Problem statement
Word for word, restate every entry that follows.

Records
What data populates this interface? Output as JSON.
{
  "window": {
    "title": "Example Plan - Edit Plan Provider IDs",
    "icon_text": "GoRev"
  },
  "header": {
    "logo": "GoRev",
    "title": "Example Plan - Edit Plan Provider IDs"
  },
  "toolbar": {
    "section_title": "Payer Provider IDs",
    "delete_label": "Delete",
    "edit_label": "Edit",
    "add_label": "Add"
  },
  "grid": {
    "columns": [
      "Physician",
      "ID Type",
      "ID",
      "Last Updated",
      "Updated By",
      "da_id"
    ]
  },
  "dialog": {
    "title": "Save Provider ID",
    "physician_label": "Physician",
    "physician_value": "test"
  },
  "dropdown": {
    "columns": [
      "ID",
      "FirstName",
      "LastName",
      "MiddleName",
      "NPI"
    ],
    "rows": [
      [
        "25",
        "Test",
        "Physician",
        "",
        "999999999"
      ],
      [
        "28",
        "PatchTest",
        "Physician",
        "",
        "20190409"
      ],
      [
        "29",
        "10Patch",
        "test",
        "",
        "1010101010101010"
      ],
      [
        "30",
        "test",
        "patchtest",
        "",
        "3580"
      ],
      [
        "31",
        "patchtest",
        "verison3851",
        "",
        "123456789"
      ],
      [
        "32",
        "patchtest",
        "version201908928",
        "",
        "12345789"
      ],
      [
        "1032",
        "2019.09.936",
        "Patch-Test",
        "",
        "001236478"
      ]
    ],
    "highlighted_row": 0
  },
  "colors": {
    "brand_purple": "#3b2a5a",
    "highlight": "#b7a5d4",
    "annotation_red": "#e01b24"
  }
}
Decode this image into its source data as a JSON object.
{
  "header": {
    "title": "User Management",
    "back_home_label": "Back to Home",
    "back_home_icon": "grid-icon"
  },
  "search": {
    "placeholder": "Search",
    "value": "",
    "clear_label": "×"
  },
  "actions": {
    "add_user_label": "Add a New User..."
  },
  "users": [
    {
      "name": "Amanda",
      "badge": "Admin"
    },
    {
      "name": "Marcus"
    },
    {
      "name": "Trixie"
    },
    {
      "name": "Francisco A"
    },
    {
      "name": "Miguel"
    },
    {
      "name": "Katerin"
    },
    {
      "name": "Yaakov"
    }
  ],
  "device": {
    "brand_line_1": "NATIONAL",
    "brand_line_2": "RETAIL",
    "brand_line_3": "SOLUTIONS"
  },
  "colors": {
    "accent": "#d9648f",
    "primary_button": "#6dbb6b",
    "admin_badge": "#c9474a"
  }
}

Task response
What data populates this interface? Output as JSON.
{
  "window": {
    "title": "Example Plan - Edit Plan Provider IDs",
    "icon_text": "GoRev"
  },
  "header": {
    "logo": "GoRev",
    "title": "Example Plan - Edit Plan Provider IDs"
  },
  "toolbar": {
    "section_title": "Payer Provider IDs",
    "delete_label": "Delete",
    "edit_label": "Edit",
    "add_label": "Add"
  },
  "grid": {
    "columns": [
      "Physician",
      "ID Type",
      "ID",
      "Last Updated",
      "Updated By",
      "da_id"
    ]
  },
  "dialog": {
    "title": "Save Provider ID",
    "physician_label": "Physician",
    "physician_value": "test"
  },
  "dropdown": {
    "columns": [
      "ID",
      "FirstName",
      "LastName",
      "MiddleName",
      "NPI"
    ],
    "rows": [
      [
        "25",
        "Test",
        "Physician",
        "",
        "999999999"
      ],
      [
        "28",
        "PatchTest",
        "Physician",
        "",
        "20190409"
      ],
      [
        "29",
        "10Patch",
        "test",
        "",
        "1010101010101010"
      ],
      [
        "30",
        "test",
        "patchtest",
        "",
        "3580"
      ],
      [
        "31",
        "patchtest",
        "verison3851",
        "",
        "123456789"
      ],
      [
        "32",
        "patchtest",
        "version201908928",
        "",
        "12345789"
      ],
      [
        "1032",
        "2019.09.936",
        "Patch-Test",
        "",
        "001236478"
      ]
    ],
    "highlighted_row": 0
  },
  "colors": {
    "brand_purple": "#3b2a5a",
    "highlight": "#b7a5d4",
    "annotation_red": "#e01b24"
  }
}
Decode this image into its source data as a JSON object.
{
  "header": {
    "title": "User Management",
    "back_home_label": "Back to Home",
    "back_home_icon": "grid-icon"
  },
  "search": {
    "placeholder": "Search",
    "value": "",
    "clear_label": "×"
  },
  "actions": {
    "add_user_label": "Add a New User..."
  },
  "users": [
    {
      "name": "Amanda",
      "badge": "Admin"
    },
    {
      "name": "Marcus"
    },
    {
      "name": "Trixie"
    },
    {
      "name": "Francisco A"
    },
    {
      "name": "Miguel"
    },
    {
      "name": "Katerin"
    },
    {
      "name": "Yaakov"
    }
  ],
  "device": {
    "brand_line_1": "NATIONAL",
    "brand_line_2": "RETAIL",
    "brand_line_3": "SOLUTIONS"
  },
  "colors": {
    "accent": "#d9648f",
    "primary_button": "#6dbb6b",
    "admin_badge": "#c9474a"
  }
}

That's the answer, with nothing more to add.